Hers is not a story of merely struggling through poverty and achieving solvency in life; nor is it an over-glorified tale of success that development workers often enjoy sharing to exhibit the purported effectiveness of their activities.
Munira’s story is sewn with sufferings, painted with plights, saturated with sorrows and soaked in tears; it is a tale of her unbending willpower, indomitable spirits, relentless hard work and the eventual smile of victory against a life marked by excruciating poverty.
Her full name is Munira Akter Maya, now a confident 24-year-old woman, mother of a fourth-grader son, and torchbearer for her husband Maruf Hossain Biplob, 38, who once lost his way and would probably have to forever live in disgrace hadn’t Maya stood so firm against all odds.
“He borrowed about Tk 5 lakh to go abroad for work. But he was conned out of everything by some unscrupulous overseas manpower traders,” Munira said as we were sitting at the tiny front yard of her house in Haybatpur, a small village under Shyamnagar upazila some 60km from the Satkhira district town in Southern Bangladesh. The Indian border was only a few kilometres from her house.
“And then began our real nightmares. The money-lenders would come to us day and night wanting money. Unruly as they were, they would often threaten us with consequences. But where could we find so much money? … At one stage, my husband fled to India to save himself. This left me in a worse situation.
“There was no end to insults, Sir. The money-lenders would hurl every abusive word in their stock at me. I am a woman. How could I possibly counter them? My head would hang in shame,” Munira stopped, attempting to hold back her tears, but unsuccessfully.”
“While I was grappling to support myself and son and to pay the debt, Jagaroni Chakra Foundation (one of the 24 Partner Organisations through which the Programme was implemented) came here with the PRIME,” she continued after recomposing herself. “That was in 2011. I became a member and was trained on embroidering and designing sarees. Later, I received a grant of Tk 20,000 and took a loan of another Tk 20,000 to buy the raw materials to start the business. This was the turning point of my life.”
When she joined the PRIME, her monthly income was around Tk 1,500 which she would make by rearing chickens and working as a maid. Within a year, she became a trainer under the PRIME and started earning around Tk 14,000 each month. “At the same time, I would work on designing and embroidering sarees at night”.
“Gradually, I repaid all the debts and my husband returned home. I bought him a motorcycle so that he could earn on his own.”
Motorcycles are very popular among commuters in southern Bangladesh. The communication infrastructure there is so poor that four-wheelers cannot operate outside the main towns. Hence, motorcycles are hired, much like the taxis, for travelling from one village to another or to the town areas.
“We had no land. We used to live in a tiny rented house. A few years ago, I bought this piece of three-decimal land with my own income and constructed this house. I have a home now,” Maya said, pointing to her two-room wooden house on a mud platform.

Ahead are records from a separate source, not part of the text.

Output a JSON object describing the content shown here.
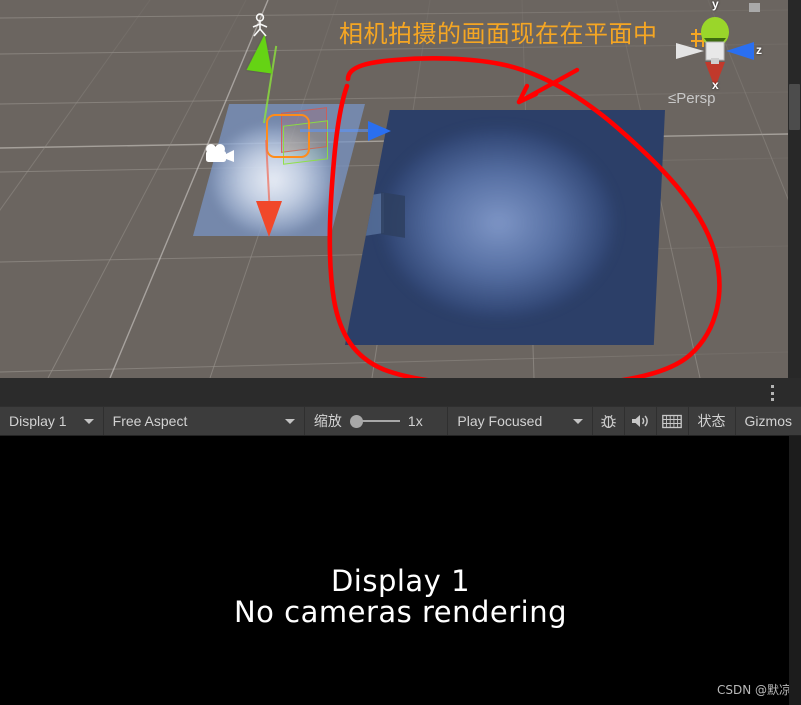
{
  "scene_view": {
    "name": "Scene View",
    "background_color": "#6b6560",
    "grid_color": "#8b8680",
    "objects": {
      "ground_plane": {
        "name": "Plane",
        "color": "#7896c8",
        "glow_color": "#f3f6fc"
      },
      "camera_feed_plane": {
        "name": "Camera Render Plane",
        "color": "#2c3f68",
        "glow_color": "#96afe1",
        "cube_shadow_color": "#2e3f60"
      },
      "selected_object": {
        "name": "Cube",
        "selection_outline_color": "#ff8c1a",
        "wire_green_color": "#8ce23c",
        "wire_red_color": "#d65850"
      },
      "camera_gizmo": {
        "icon": "movie-camera-icon",
        "color": "#ffffff"
      },
      "light_gizmo": {
        "icon": "light-icon",
        "color": "#ffffff"
      }
    },
    "move_gizmo": {
      "axis_y_color": "#65d314",
      "axis_x_color": "#f1482a",
      "axis_z_color": "#2a6ff0"
    },
    "scene_gizmo": {
      "axis_labels": {
        "y": "y",
        "z": "z",
        "x": "x"
      },
      "projection_label": "Persp",
      "projection_prefix": "≤",
      "cone_y_color": "#9ad62a",
      "cone_z_color": "#2a6ff0",
      "cone_x_color": "#c1392b",
      "cone_neutral_color": "#e4e4e4"
    },
    "snap_icon": "grid-snap-icon"
  },
  "annotation": {
    "text": "相机拍摄的画面现在在平面中",
    "text_color": "#f5a623",
    "stroke_color": "#ff0000",
    "shapes": [
      "circle-lasso",
      "arrow-pointer"
    ]
  },
  "tab_bar": {
    "kebab_menu_label": "more-options"
  },
  "game_toolbar": {
    "display_selector": {
      "label": "Display 1",
      "icon": "chevron-down-icon"
    },
    "aspect_selector": {
      "label": "Free Aspect",
      "icon": "chevron-down-icon"
    },
    "scale": {
      "label": "缩放",
      "value": "1x",
      "slider_position_percent": 0
    },
    "play_mode_selector": {
      "label": "Play Focused",
      "icon": "chevron-down-icon"
    },
    "buttons": [
      {
        "name": "stats-bug-button",
        "icon": "bug-icon",
        "label": ""
      },
      {
        "name": "mute-audio-button",
        "icon": "speaker-icon",
        "label": ""
      },
      {
        "name": "gizmo-grid-button",
        "icon": "grid-icon",
        "label": ""
      },
      {
        "name": "stats-button",
        "icon": "",
        "label": "状态"
      },
      {
        "name": "gizmos-button",
        "icon": "",
        "label": "Gizmos"
      }
    ]
  },
  "game_view": {
    "message_line1": "Display 1",
    "message_line2": "No cameras rendering",
    "background_color": "#000000",
    "text_color": "#ffffff"
  },
  "watermark": {
    "text": "CSDN @默凉"
  }
}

“Now I take work orders from contractors in Dhaka and distribute the work among the women I have trained. Around 60 women work for me round the year and the number goes as high as 150 before the festival seasons like Eid and Durga Puja.”
Maya, however, doesn’t make a lot of money. “My monthly income stands between Tk 8,000 and Tk 10,000. During the peak season, it goes up to Tk 15,000-20,000.”
“I definitely could make more from the orders I get. But I want the women who work for me get what they deserve. I know how it feels to have nothing, to feel deprived. So, it fills my heart with joy when I realise that I have pulled not only myself out of extreme poverty, but also others in the process.”
Her growing economic strength has also resulted in her empowerment. “All my relatives, who used to ignore me in the past, now seek advice from me before planning something. They value my opinion. My husband respects my decisions. Even those money-lenders, who once would treat me like a lesser human, gives me ‘Salaam’ when they see me,” said a beaming Munira, whose Arabic name itself means ‘luminous’.
Asked about her future plans, she says she wants to establish direct contact with the wholesalers in Dhaka, instead of relying on the middlemen. “I also want to rent a place where my workers can sit together and work. And when I have saved enough money, I want to open a showroom at a prime location in Shyamnagar town.”
As we were preparing to leave her house, Munira said, “Sir, I could never thank you enough for what you have done. May Allah bless you all!”